DIKO leader Nicolas Papadopoulos refers to this transfer of assets as “theft” and blames ECB chief Mario Draghi (as we all witnessed during the latter’s recent visit to Cyprus). Papadopoulos’ inferiority complex towards the Greeks clouds his mind and instead of attacking the real culprit – Samaras – he reserved his ire for a non-Greek.
The huge hole that was opened when the Laiki ship crashed into the reef and eventually sank had nothing to do with official Greece but with a handful of well-known Greeks. And this raises another big issue: why was HSBC’s application to take control of 50-plus per cent of Laiki in 2005 rejected? If it had been approved and allowed to go ahead economic Armageddon would have been averted.
The then governor of the Central Bank Christodoulos Christodoulou had stated that the buy-out negotiations collapsed over differences on the purchase price of the shares. Unfortunately, Christodoulou is not a reliable source since his mindset ran counter to the principles of the Central Bank he was serving. Christodoulou’s explanation is not convincing at all, especially as subsequently, Andreas Vgenopoulos bought almost the entire HSBC shareholding in Laiki. The conviction that these two occurrences were related is widespread among the Cypriot public and is also a subject of political debate.
I do not think bankers of other countries (apart from Greece’s) of dubious standing and reputation could have displaced, with unrivalled intrigue, a banking giant like HSBC and taken control of a systemic bank.
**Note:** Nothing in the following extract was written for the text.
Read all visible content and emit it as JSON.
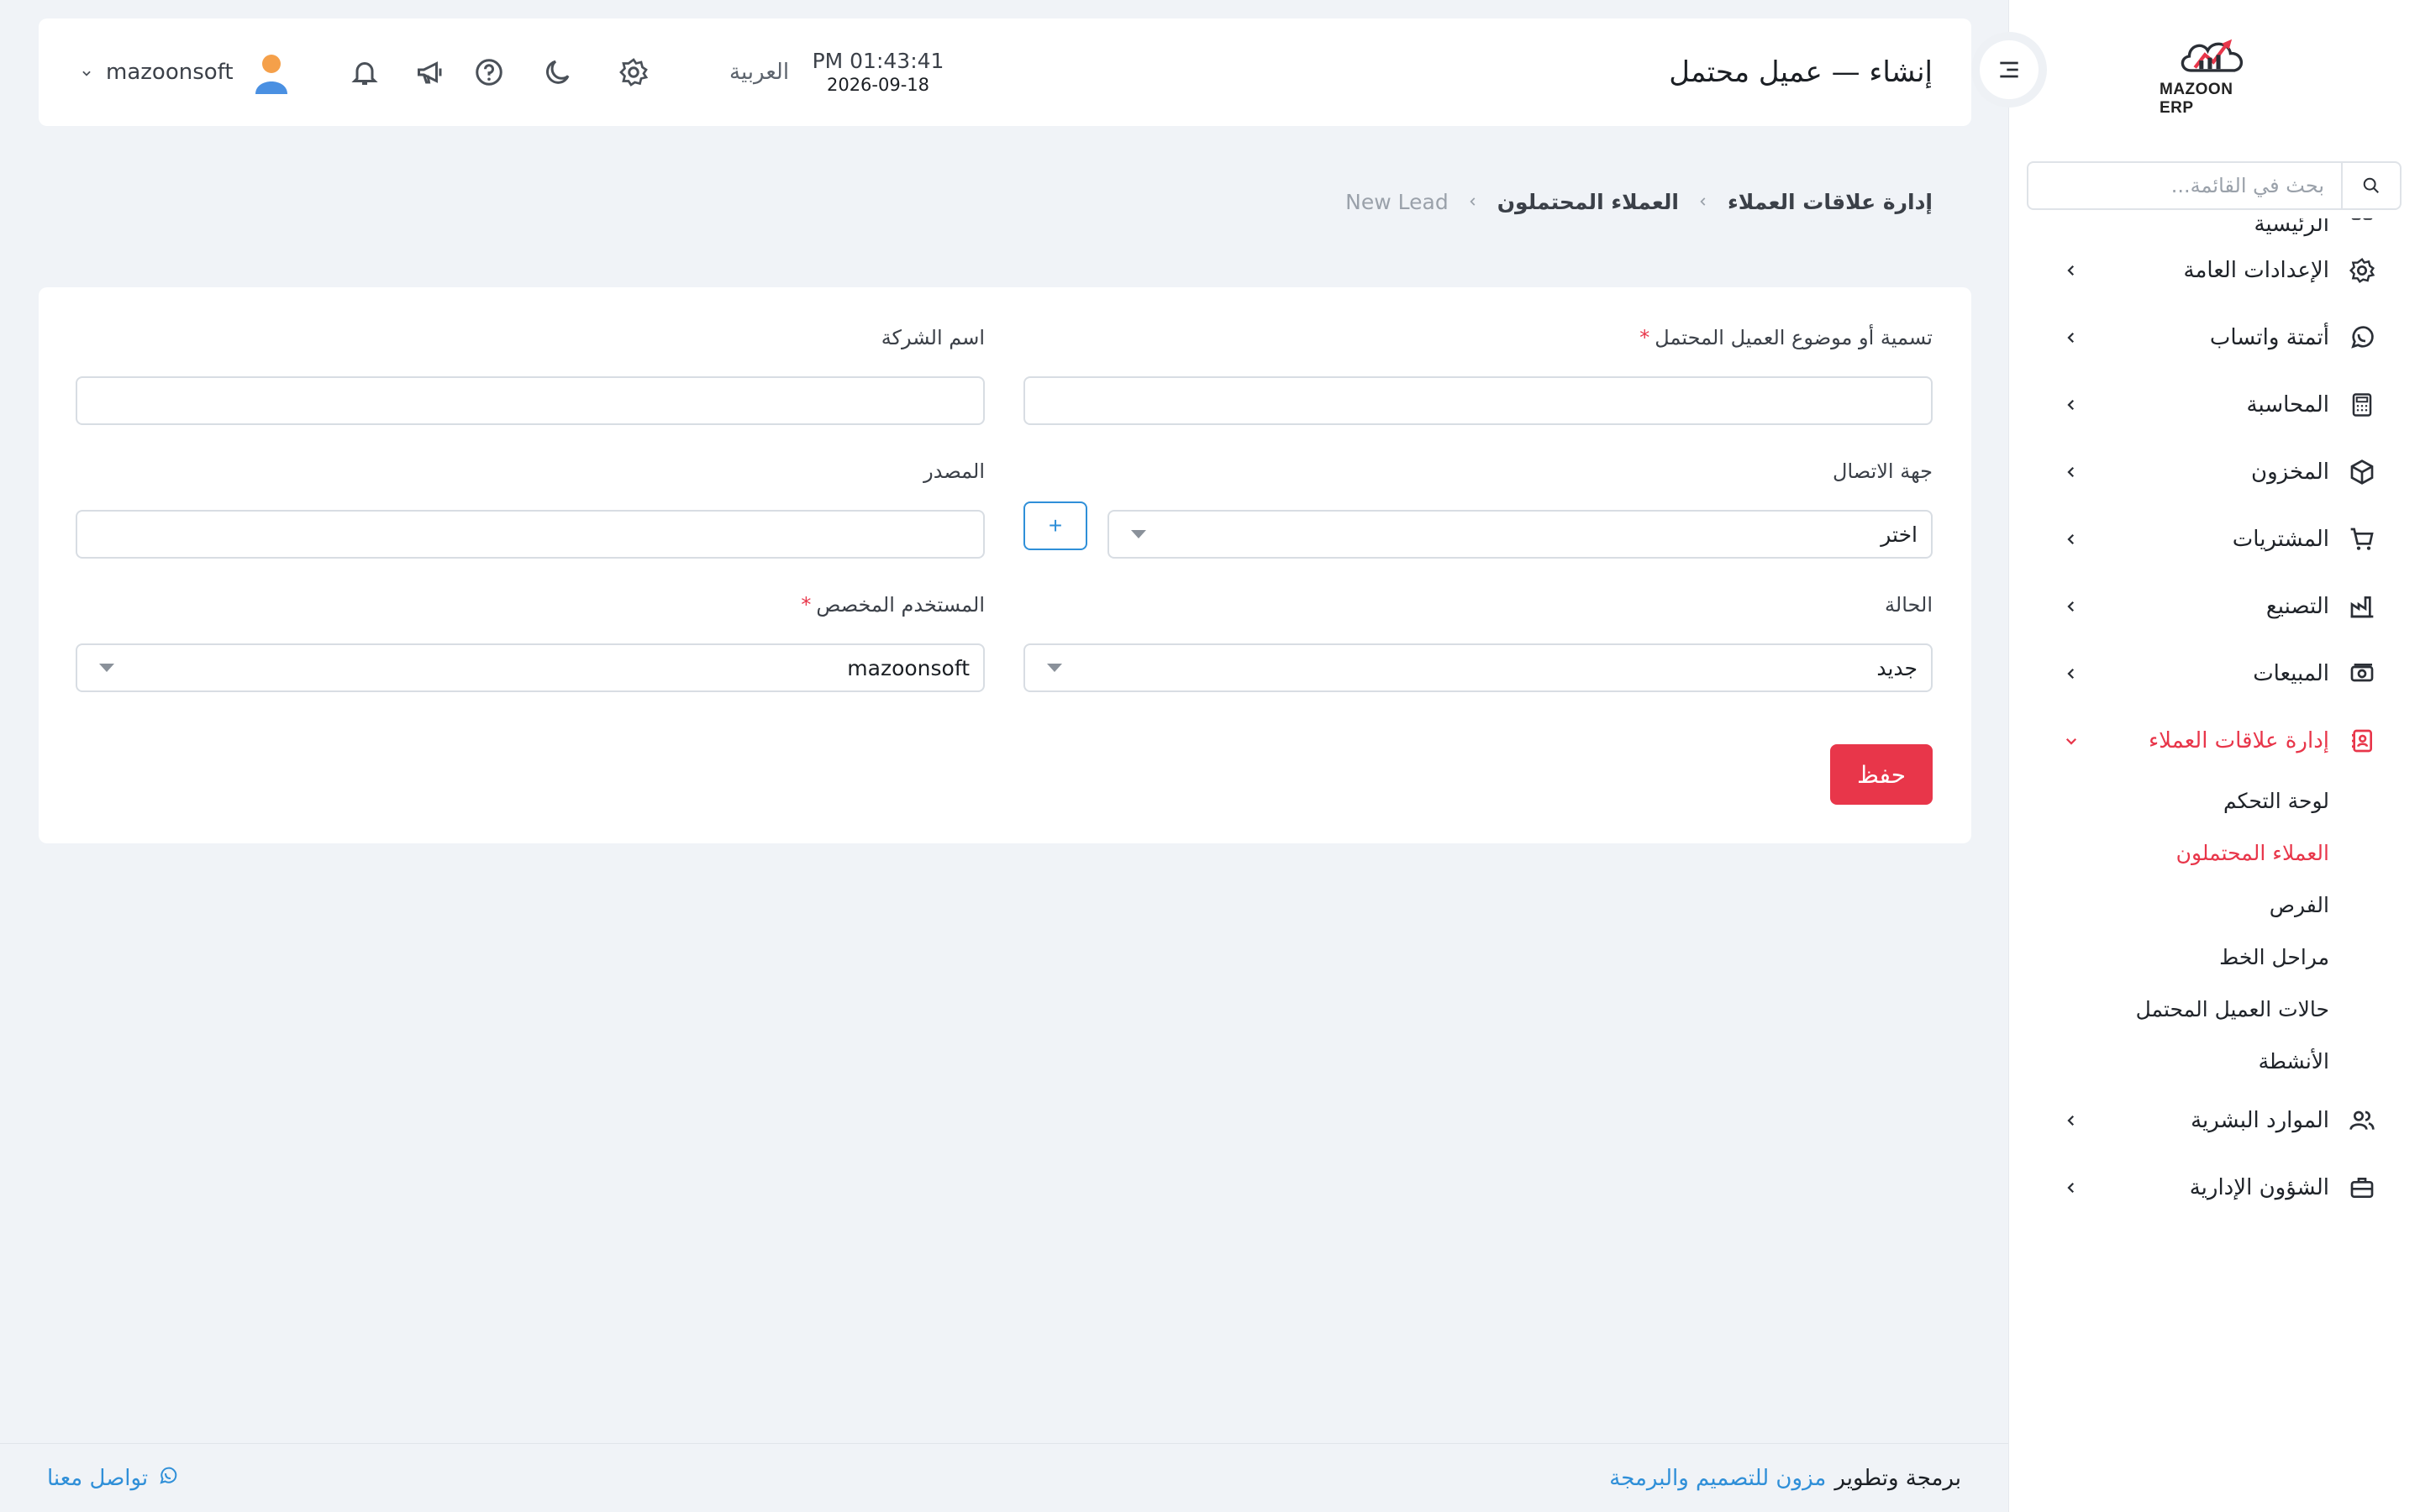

On this point, we should all take our hats off to the Greek bankers. Compared to the Cypriots, the Greek bankers are go-getters par excellence. They are all upbeat in stark contrast to the Cypriot bankers who are on the whole solemn and of few words.
There is therefore no surprise that their gift of the gab, in combination with their intriguing promises, dazzles their Cypriot counterparts and instils an inferiority complex.
In the past I would take offence when Greeks referred to us as ‘hazokoumbari’ (dimwits), but the collapse of Laiki more than justifies this description. And to use football lingo, bearing in mind the three blows I described above, the Greeks crushed the hazokoumbari on the banking football pitch by a whopping 3-0.
George Koumoullis is an economist and social scientist